START Input for this task

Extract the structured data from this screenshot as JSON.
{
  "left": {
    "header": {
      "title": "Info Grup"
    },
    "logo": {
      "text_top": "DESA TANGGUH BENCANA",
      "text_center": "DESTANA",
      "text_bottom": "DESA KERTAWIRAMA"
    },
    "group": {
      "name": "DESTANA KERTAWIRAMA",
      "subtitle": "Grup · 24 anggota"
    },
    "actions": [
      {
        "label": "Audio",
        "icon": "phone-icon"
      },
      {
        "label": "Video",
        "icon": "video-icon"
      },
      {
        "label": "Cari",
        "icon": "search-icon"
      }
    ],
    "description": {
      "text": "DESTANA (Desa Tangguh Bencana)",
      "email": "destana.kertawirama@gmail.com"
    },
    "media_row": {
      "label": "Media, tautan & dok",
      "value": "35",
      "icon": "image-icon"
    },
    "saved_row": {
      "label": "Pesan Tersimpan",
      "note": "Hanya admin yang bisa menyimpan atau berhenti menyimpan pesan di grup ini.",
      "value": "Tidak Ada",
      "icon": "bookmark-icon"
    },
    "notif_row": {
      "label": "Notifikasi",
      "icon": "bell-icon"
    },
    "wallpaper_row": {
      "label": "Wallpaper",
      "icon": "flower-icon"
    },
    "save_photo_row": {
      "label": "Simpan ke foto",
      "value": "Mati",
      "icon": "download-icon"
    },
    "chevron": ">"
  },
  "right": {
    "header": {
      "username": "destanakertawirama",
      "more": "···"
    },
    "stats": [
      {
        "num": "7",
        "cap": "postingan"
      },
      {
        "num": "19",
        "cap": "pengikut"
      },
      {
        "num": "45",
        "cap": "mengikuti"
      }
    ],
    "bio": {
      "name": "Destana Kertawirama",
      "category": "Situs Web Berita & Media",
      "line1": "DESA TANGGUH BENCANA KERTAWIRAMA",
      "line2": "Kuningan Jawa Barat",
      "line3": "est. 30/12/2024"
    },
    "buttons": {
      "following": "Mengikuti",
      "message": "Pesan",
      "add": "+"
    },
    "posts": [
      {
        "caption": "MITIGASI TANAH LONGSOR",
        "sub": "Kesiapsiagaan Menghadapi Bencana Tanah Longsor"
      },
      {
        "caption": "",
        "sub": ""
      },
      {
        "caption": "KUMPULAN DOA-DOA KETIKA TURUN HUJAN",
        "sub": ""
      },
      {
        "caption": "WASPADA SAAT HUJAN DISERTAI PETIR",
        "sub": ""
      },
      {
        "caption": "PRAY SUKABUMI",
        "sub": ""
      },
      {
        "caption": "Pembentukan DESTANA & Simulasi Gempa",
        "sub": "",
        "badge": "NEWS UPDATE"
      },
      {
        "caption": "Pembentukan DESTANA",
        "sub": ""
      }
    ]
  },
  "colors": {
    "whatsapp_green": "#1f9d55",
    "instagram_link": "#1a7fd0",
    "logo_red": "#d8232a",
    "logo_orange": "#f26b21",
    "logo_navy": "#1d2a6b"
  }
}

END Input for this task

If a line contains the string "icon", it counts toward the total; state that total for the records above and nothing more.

## Reply to the exercise
8